The risk of powerlines sparking major bushfires can be significantly reduced with cutting-edge mapping technology, according to a visiting international expert. Chris Kelly – founder of US vegetation management software company Clearion – has been invited to Australia to advise utilities on how Geographic Information System (GIS) technology can help mitigate a chief cause of Australian bushfires.
His visit comes amidst growing scrutiny on bushfire risks posed by powerline failures, with details emerging they were the likely cause of last month’s Perth Hills crisis, which destroyed more than 50 homes.
GIS technology is already used to manage vegetation by some of North America’s biggest utilities – and Mr Kelly is working in close partnership with Australian GIS leader Esri Australia to bring the new approach to local utilities.

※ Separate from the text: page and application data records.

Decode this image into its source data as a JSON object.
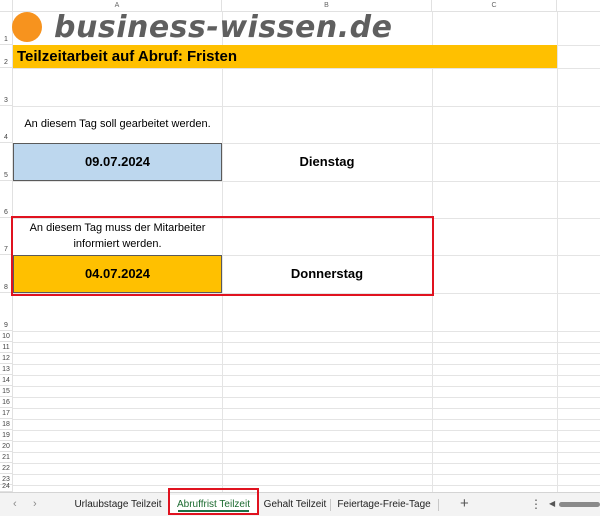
{
  "columns": [
    "A",
    "B",
    "C"
  ],
  "rows": [
    "1",
    "2",
    "3",
    "4",
    "5",
    "6",
    "7",
    "8",
    "9",
    "10",
    "11",
    "12",
    "13",
    "14",
    "15",
    "16",
    "17",
    "18",
    "19",
    "20",
    "21",
    "22",
    "23",
    "24"
  ],
  "logo": {
    "text": "business-wissen.de",
    "circle_color": "#f7931e",
    "text_color": "#5f5f5f"
  },
  "title": {
    "text": "Teilzeitarbeit auf Abruf: Fristen",
    "fill_color": "#ffc000"
  },
  "work_day": {
    "label": "An diesem Tag soll gearbeitet werden.",
    "date": "09.07.2024",
    "weekday": "Dienstag",
    "fill_color": "#bdd7ee"
  },
  "notice_day": {
    "label": "An diesem Tag muss der Mitarbeiter informiert werden.",
    "date": "04.07.2024",
    "weekday": "Donnerstag",
    "fill_color": "#ffc000",
    "highlight_color": "#e0121f"
  },
  "tabs": [
    {
      "label": "Urlaubstage Teilzeit",
      "active": false
    },
    {
      "label": "Abruffrist Teilzeit",
      "active": true
    },
    {
      "label": "Gehalt Teilzeit",
      "active": false
    },
    {
      "label": "Feiertage-Freie-Tage",
      "active": false
    }
  ],
  "tabbar": {
    "prev_icon": "chevron-left-icon",
    "next_icon": "chevron-right-icon",
    "add_icon": "plus-icon",
    "more_icon": "vertical-dots-icon",
    "accent_color": "#1e7145"
  }
}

Mr Kelly said some of the measures currently being mooted to address the issue of wayward vegetation – such as disconnecting power supply during a fire – amounted to ‘tinkering around the edges’.
“Completely cutting power to communities at the risk of bushfires brings its own dangers, and other measures such as large scale vegetation cutbacks and the widespread insulation of powerlines are not affordable.
“What is needed is an end-to-end approach to vegetation management, which is what GIS technology can provide.
“The technology enables utilities to overlay assets and environmental maps with information about inspections, maintenance history, weather patterns and vegetation characteristics.
“This allows utilities to develop a risk profile of their networks and focus their vegetation control on the areas that are in the greatest danger of bushfires.”
Esri Australia GIS in Utilities expert Harry Kestin said the technology delivers an interactive, digital dashboard which provides greater levels of insight and situational awareness.
“For example, while a current vegetation management cycle might dictate trees near powerlines in a certain area should be cut back every three years, other uncontrollable external factors may come into play, such as drought or flood,” Mr Kestin said.
“GIS technology enables utilities to analyse these scenarios and delay or bring forward the cycle, which results in a safer environment, reduces over or under-servicing and delivers more efficient resource use.”
Mr Kestin said the system could also be accessed by mobile devices, which strengthened the communication chain between vegetation management strategists and workers in the field.
“Because everyone is connected to a centralised system, they are working from the same playbook,” Mr Kestin.
“This strengthens the system’s integrity, removing the chance of information being lost between the field and office or vice versa, and ensuring the work is being done in the right locations.”